◆ Task prompt
State the count of lines below featuring the word "value", and write nothing further.

*** Opening of Data to process ***

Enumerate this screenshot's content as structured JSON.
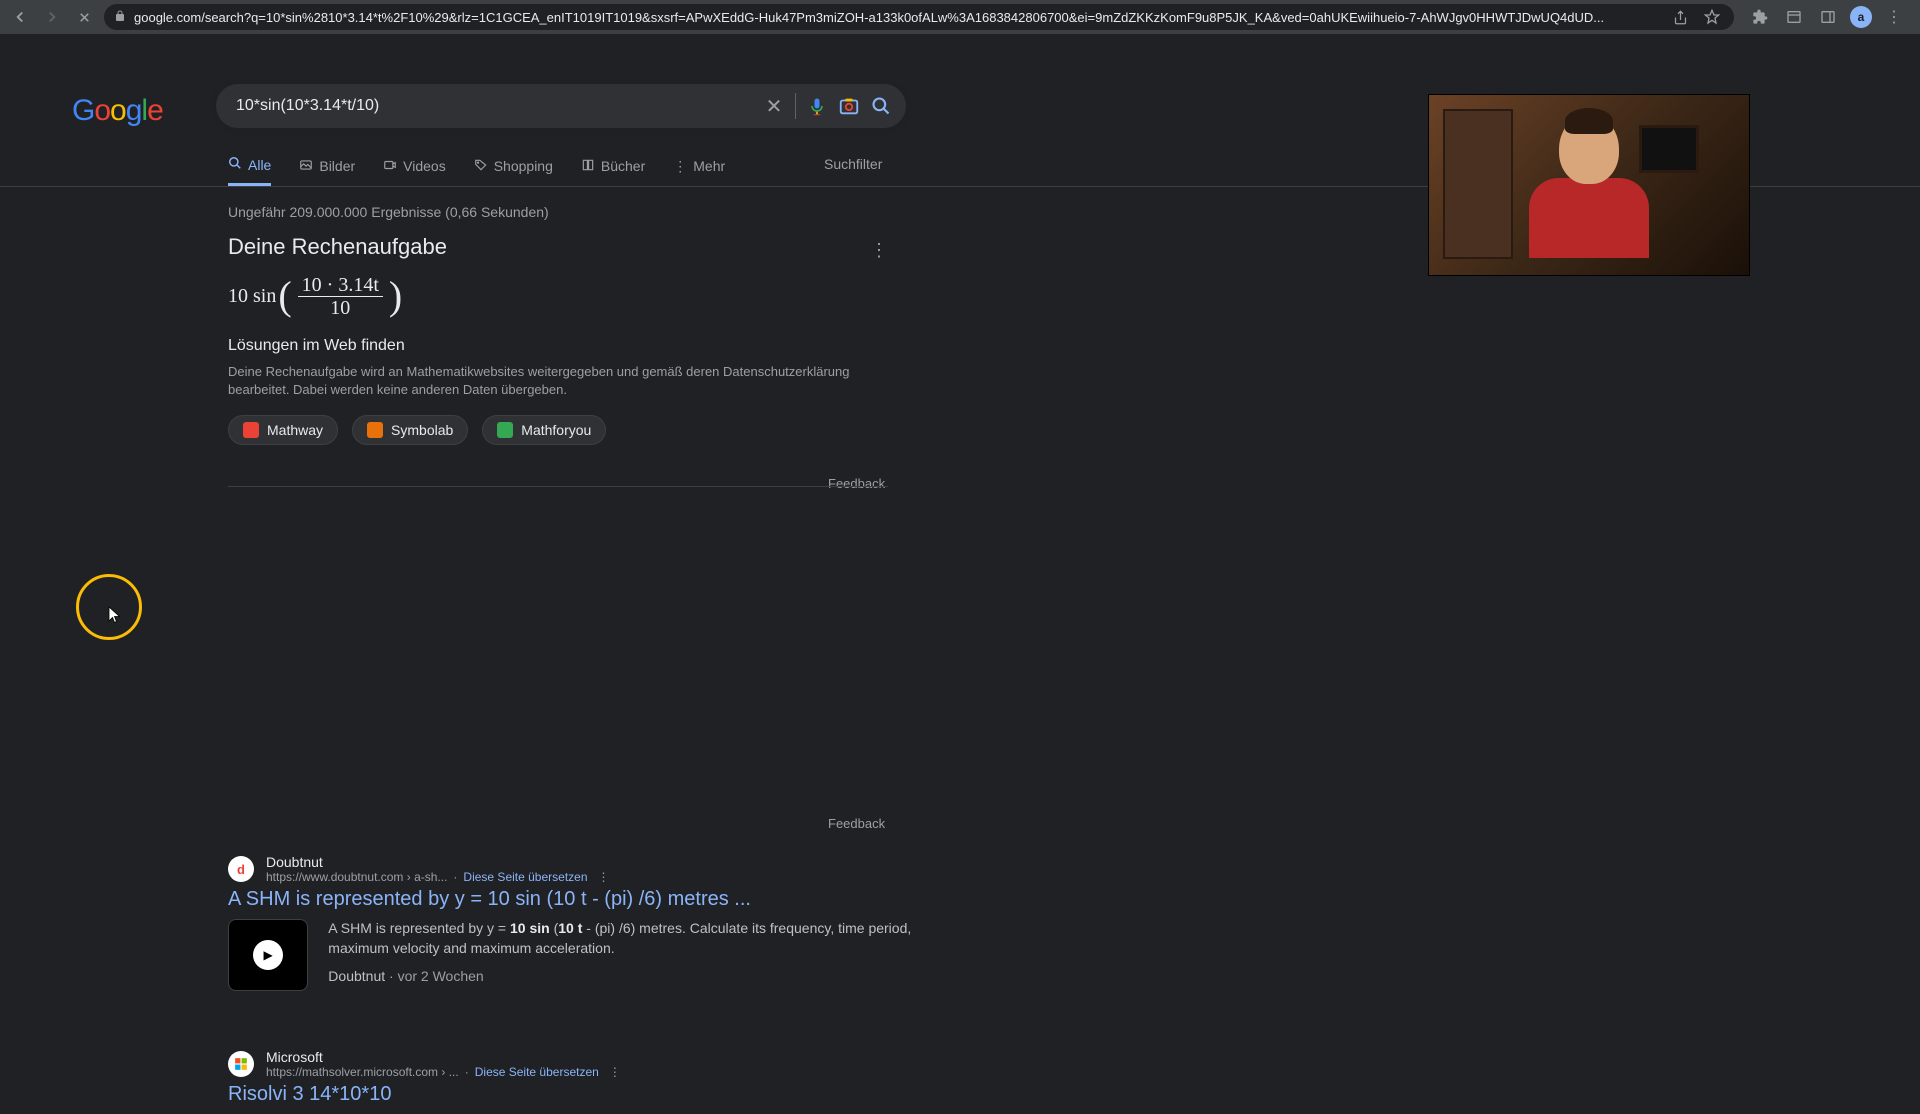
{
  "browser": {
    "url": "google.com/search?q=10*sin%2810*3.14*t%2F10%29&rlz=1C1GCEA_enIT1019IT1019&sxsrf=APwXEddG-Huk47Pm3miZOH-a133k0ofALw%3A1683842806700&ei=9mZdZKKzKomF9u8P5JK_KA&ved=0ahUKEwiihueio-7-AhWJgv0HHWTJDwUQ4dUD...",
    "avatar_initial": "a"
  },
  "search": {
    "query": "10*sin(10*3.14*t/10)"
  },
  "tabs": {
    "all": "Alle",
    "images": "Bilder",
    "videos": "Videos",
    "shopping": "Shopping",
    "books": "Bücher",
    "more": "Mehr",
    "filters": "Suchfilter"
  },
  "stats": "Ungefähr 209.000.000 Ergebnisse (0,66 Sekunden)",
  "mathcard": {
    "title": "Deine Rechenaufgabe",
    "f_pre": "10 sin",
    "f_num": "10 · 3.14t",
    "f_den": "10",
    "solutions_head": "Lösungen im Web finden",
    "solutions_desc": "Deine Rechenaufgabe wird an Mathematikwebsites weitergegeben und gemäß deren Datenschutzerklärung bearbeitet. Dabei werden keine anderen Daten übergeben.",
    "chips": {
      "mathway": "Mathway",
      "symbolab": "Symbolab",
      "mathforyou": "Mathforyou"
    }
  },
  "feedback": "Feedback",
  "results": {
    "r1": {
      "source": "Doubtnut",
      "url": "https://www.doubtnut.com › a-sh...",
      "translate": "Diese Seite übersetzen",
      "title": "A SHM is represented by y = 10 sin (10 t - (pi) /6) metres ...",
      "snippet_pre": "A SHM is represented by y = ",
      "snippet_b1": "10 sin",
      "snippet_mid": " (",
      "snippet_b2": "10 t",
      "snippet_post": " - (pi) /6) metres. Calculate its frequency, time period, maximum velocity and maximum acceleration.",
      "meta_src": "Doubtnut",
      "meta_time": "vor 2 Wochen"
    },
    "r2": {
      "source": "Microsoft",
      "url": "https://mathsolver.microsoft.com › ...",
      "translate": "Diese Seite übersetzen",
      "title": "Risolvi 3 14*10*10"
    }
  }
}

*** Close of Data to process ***
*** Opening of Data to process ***

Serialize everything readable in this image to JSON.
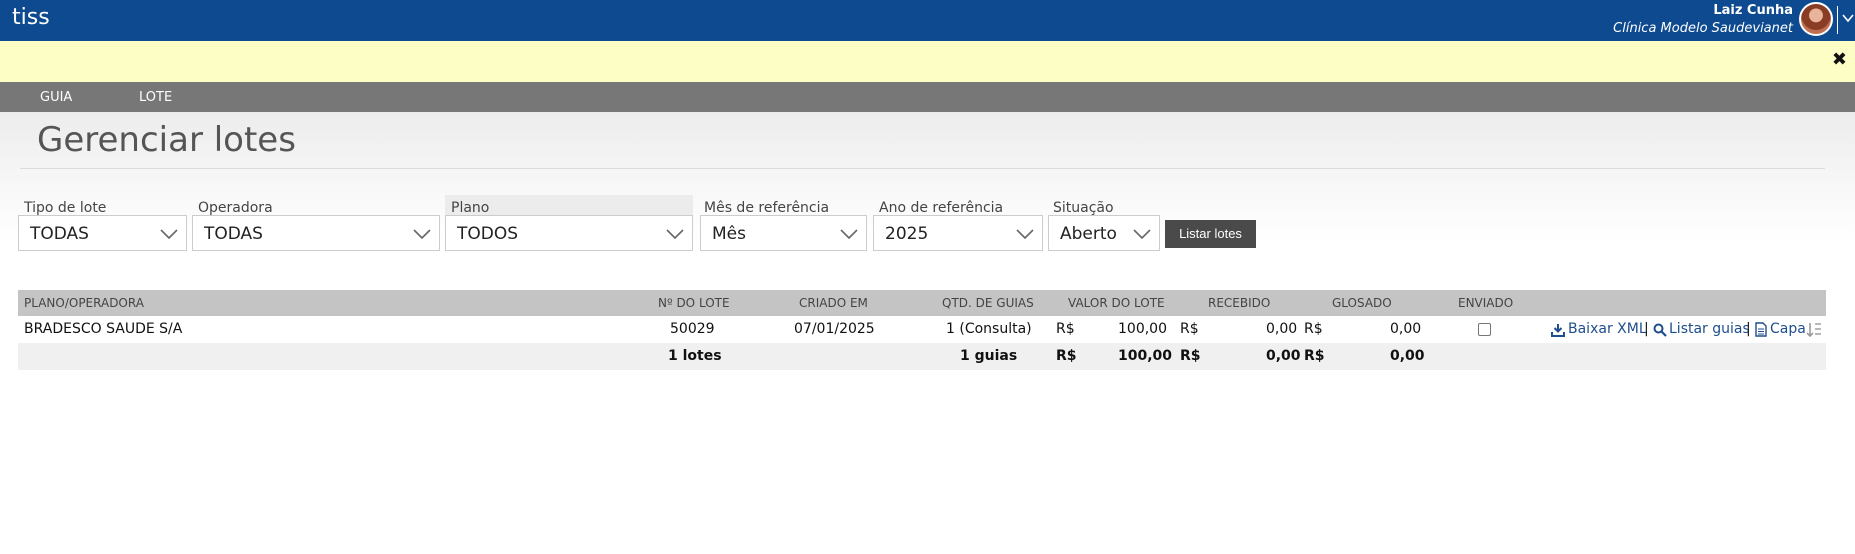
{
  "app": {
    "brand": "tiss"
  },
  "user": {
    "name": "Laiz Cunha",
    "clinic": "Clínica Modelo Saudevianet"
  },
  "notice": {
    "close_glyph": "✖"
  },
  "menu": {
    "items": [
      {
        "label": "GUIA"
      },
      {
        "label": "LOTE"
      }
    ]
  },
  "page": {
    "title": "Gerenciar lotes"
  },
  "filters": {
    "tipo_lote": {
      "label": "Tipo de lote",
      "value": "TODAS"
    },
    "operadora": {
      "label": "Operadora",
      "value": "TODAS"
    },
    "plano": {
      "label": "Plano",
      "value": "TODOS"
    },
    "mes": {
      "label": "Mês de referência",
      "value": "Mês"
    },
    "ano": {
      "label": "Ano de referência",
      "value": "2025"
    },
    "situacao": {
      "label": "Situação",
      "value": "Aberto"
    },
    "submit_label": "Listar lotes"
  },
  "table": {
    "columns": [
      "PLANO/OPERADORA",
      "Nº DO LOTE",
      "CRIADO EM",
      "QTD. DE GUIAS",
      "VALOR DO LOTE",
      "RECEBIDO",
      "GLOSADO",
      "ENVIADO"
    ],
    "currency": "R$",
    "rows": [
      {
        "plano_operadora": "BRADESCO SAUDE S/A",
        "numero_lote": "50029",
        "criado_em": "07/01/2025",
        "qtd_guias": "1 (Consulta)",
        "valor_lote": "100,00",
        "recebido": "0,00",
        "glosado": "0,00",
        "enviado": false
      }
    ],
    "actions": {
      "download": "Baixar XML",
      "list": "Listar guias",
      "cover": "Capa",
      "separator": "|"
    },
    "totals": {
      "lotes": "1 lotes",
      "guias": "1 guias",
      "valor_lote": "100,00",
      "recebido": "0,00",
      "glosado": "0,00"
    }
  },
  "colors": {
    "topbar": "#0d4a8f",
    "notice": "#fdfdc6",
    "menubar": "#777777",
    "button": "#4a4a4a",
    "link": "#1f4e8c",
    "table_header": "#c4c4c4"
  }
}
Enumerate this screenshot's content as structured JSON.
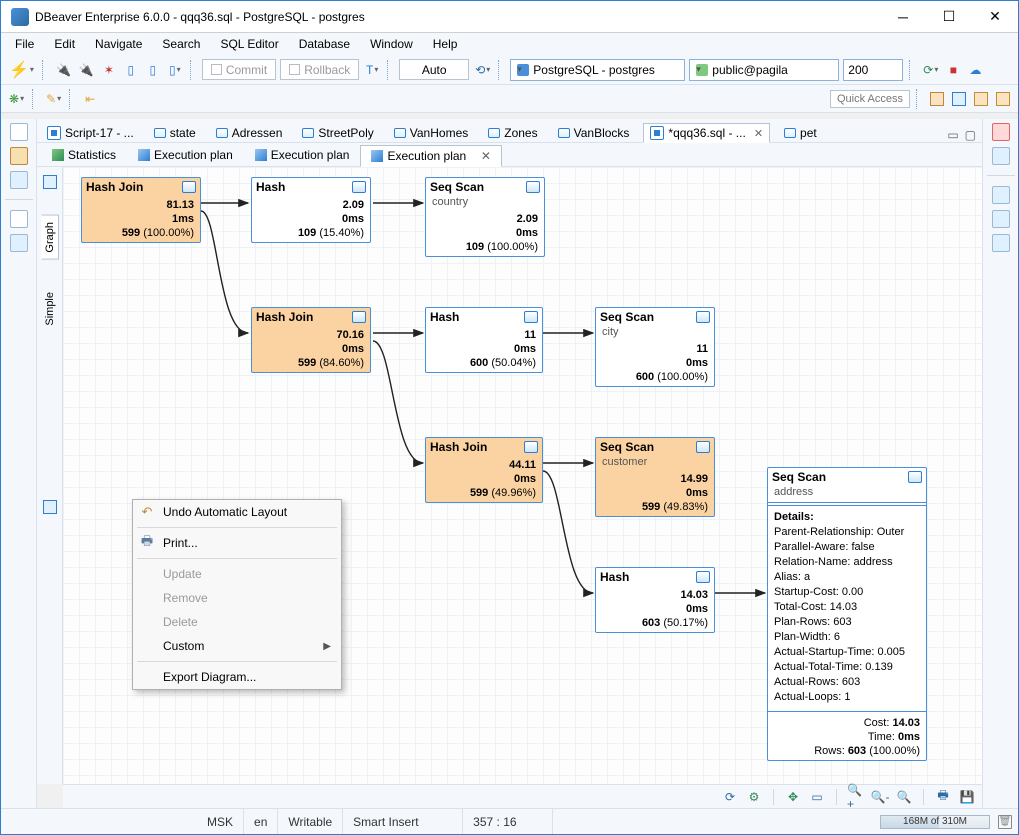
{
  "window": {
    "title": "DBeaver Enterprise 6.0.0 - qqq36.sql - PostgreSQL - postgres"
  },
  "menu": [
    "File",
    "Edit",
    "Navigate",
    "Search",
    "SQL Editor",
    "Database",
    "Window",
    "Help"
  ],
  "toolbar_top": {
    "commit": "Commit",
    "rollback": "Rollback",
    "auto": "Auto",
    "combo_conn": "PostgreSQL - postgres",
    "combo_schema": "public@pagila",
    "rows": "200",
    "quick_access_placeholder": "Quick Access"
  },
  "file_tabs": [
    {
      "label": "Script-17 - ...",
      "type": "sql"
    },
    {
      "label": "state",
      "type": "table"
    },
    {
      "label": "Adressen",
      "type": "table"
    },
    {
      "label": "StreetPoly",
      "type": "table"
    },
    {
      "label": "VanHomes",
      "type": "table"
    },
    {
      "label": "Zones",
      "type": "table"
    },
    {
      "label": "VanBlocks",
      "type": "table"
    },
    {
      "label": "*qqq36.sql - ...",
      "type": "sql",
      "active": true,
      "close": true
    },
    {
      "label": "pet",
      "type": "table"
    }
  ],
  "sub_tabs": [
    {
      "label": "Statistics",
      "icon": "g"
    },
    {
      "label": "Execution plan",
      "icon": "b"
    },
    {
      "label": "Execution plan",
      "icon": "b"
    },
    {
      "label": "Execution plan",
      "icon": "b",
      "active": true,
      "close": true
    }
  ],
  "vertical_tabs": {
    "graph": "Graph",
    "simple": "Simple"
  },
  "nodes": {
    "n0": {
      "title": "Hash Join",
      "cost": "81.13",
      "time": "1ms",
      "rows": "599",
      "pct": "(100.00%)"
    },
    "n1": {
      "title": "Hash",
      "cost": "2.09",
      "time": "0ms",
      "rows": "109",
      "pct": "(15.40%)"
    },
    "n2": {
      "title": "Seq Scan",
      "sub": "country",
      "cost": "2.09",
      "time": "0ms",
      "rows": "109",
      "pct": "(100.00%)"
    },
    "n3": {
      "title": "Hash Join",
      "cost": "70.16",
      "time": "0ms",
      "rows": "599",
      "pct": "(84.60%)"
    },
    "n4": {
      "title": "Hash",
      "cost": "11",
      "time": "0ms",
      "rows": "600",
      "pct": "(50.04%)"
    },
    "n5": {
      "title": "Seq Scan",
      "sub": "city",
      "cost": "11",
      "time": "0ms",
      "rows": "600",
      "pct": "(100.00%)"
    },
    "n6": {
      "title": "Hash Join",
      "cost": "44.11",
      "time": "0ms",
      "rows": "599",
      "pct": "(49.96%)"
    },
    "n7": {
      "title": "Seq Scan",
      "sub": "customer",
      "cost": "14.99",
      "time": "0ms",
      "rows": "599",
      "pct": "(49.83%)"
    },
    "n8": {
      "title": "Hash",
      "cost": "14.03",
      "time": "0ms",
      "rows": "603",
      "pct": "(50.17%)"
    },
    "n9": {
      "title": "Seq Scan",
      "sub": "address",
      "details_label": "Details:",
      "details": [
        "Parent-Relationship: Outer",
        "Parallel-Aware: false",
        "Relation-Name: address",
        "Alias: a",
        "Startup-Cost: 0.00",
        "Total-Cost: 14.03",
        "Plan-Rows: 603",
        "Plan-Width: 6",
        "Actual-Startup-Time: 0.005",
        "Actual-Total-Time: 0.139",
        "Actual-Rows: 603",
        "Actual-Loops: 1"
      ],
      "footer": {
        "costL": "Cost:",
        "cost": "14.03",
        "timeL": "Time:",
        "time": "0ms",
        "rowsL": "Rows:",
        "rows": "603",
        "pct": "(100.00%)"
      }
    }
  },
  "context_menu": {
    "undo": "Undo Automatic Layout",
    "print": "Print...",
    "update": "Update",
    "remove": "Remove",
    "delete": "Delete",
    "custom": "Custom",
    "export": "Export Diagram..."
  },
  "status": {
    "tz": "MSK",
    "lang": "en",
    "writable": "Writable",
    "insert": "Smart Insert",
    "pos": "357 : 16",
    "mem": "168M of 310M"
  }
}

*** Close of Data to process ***

◆ Solution to the exercise
6